Since 2014, it has raised hundreds of thousands of euro from Enterprise Ireland and international accelerators. With customers in Ireland, Austria and Germany, FarmHedge was among 15 start-ups selected for the Google spring Adopt a Startup programme last year.


Swiss start-up AgroSustain was founded in 2018 by Dr Olga Dubey, Jean-Pascal Aribot and Dr Sylvain Dubey to develop organic preservatives in order to reduce waste in the food industry. This, the company believes, is necessary with recent bans on many pesticides within the EU.

Less than a year after it was founded, the Lausanne-based start-up raised €1m to further develop its mould-resistant compounds including running studies for human safety and pilot trials, with expectations for market approval by the end of this year. The company is now looking to raise around €3m to launch its AgroShelf+ product in the US, Russia and its native Switzerland.


Founded in 2017 by farmers and systems engineers Dimitri Evangelopoulos and George Varvarelis, Athens-based start-up Augmenta has developed an AI-based camera that is placed on a tractor, with a web platform for scanning and analysing crops.

Having already sold devices to eight countries and working across thousands of acres of farmland, Augmenta now plans to expand its operations to North and South America after receiving €2.3m in funding last October.

Mosa Meat

Co-founded by COO Peter Verstrate and CSO Prof Mark Post, Mosa Meat is a Dutch start-up developing lab-grown meat. A spin-out of Maastricht University, the company is attempting to create one of the world’s first beef burgers entirely from cow cells and is working towards releasing its meat products on the market by 2021.

In 2018, Mosa Meat secured €7.5m in Series A funding, which has allowed it to bolster its operation with the construction of its first production plant. In January of this year, it announced a partnership with animal nutrition firm Nutreco and Lowercarbon Captial.


Founded in Stockholm in November 2016 by Hjalmar Ståhlberg Nordegren, Elsa Bernadotte, Ludvig Berling and Mattis Larsson, Karma has developed an app to limit food waste by helping supermarkets sell surplus food to consumers.

In 2018 it launched the Karma fridge, installed in partnering supermarkets, and followed this by raising $12m in funding and expanding into the UK and France. Karma estimates it has saved more than 800 tonnes of food waste and the start-up has received vocal support from Barack Obama. It now plans to launch 100 Karma fridges internationally.

Altered Company

Founded in 2015 by Johan Nihlén, Swedish firm Altered Company claims that its environmental water nozzles for showers and sinks can reduce water waste by up to 98pc. The device can be installed in a matter of minutes and is made from lead-free ‘eco brass’.

In 2018, Ikea announced it had partnered with Altered Company to use the technology for its own Misteln nozzle. To date, Altered Company has raised more than $2m in funding.

Micron Agritech

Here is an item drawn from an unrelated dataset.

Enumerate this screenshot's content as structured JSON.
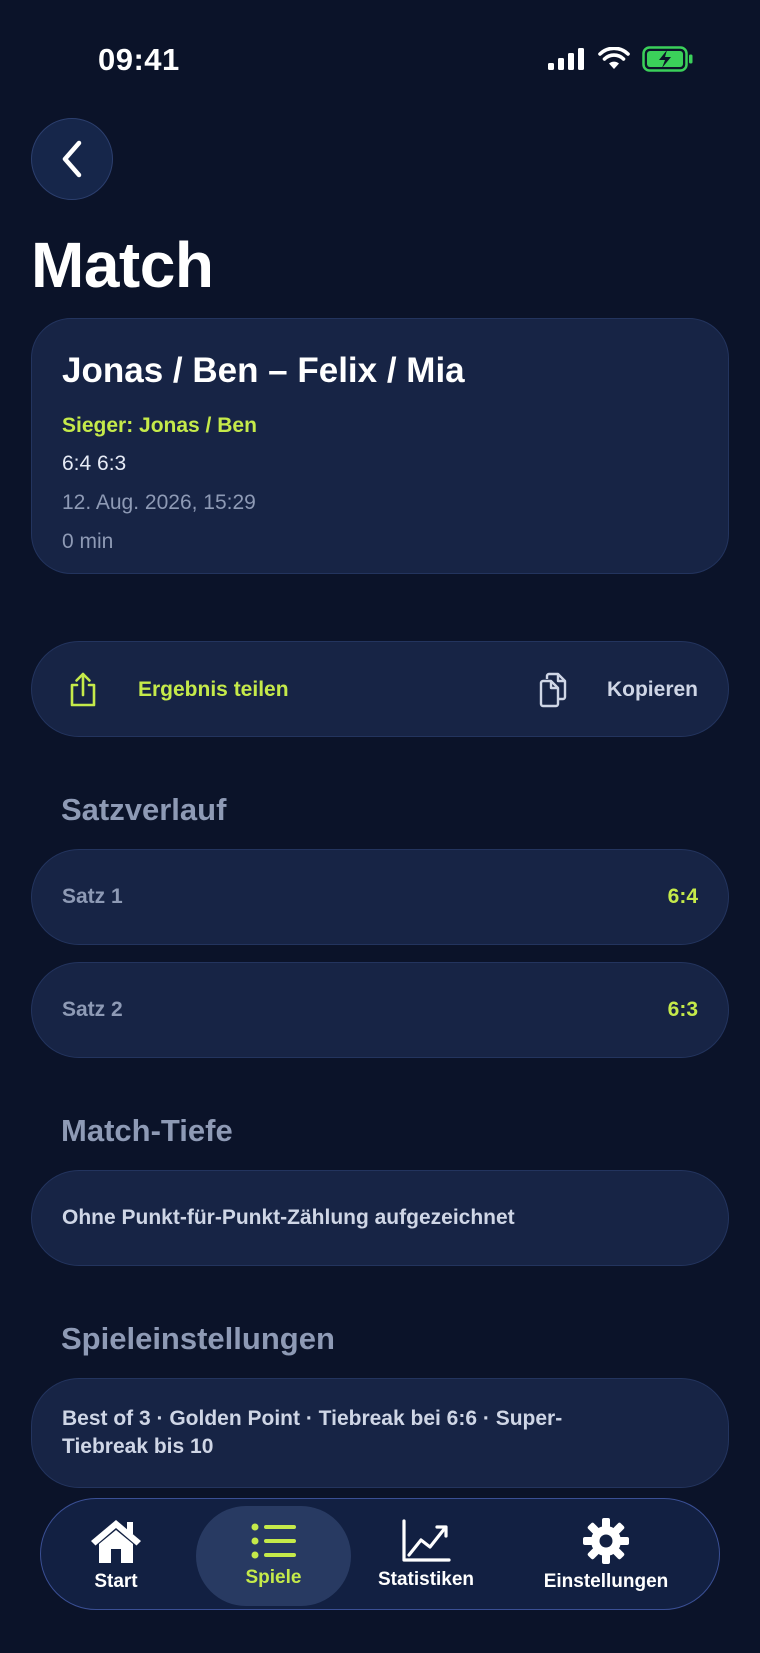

Tara McElligott, Sean Smith, Jose Lopez and Daniel Izquierdo Hijazi are the founders of Micron Agritech, a concept they developed together as students of TU Dublin in 2018. With a device called Tástáil, the start-up is helping farmers conduct quick and easy testing of animals for parasites, without the need for any veterinary intervention.

Knowing the health status of their animals immediately, farmers are better positioned to save time seeking treatment or purchasing medication before the rest of the herd can be infected, according to the company.

Last year, Micron Agritech won the Local Enterprise Office ICT Award at the the Enterprise Ireland Student Entrepreneur Awards.


Using its autonomous ChickenBoy robot suspended from a ceiling, Barcelona start-up Faromatics is helping poultry farmers monitor their flocks using a series of sensors and cameras that measure factors such as air quality, humidity and temperature.

It also is able to detect dead birds, analyse chicken faeces and detect whether the birds have intestinal disease.

It was founded in 2016 by Daniel Rosés, Heiner Lehr, Johan Van den Bossche, Jörg Hartung and Maurice Mergeay. The company has been valued at €2.3m and has received funding across two rounds.

Disclosure: SOSV is an investor in Silicon Republic

Colm Gorey was a senior journalist with Silicon Republic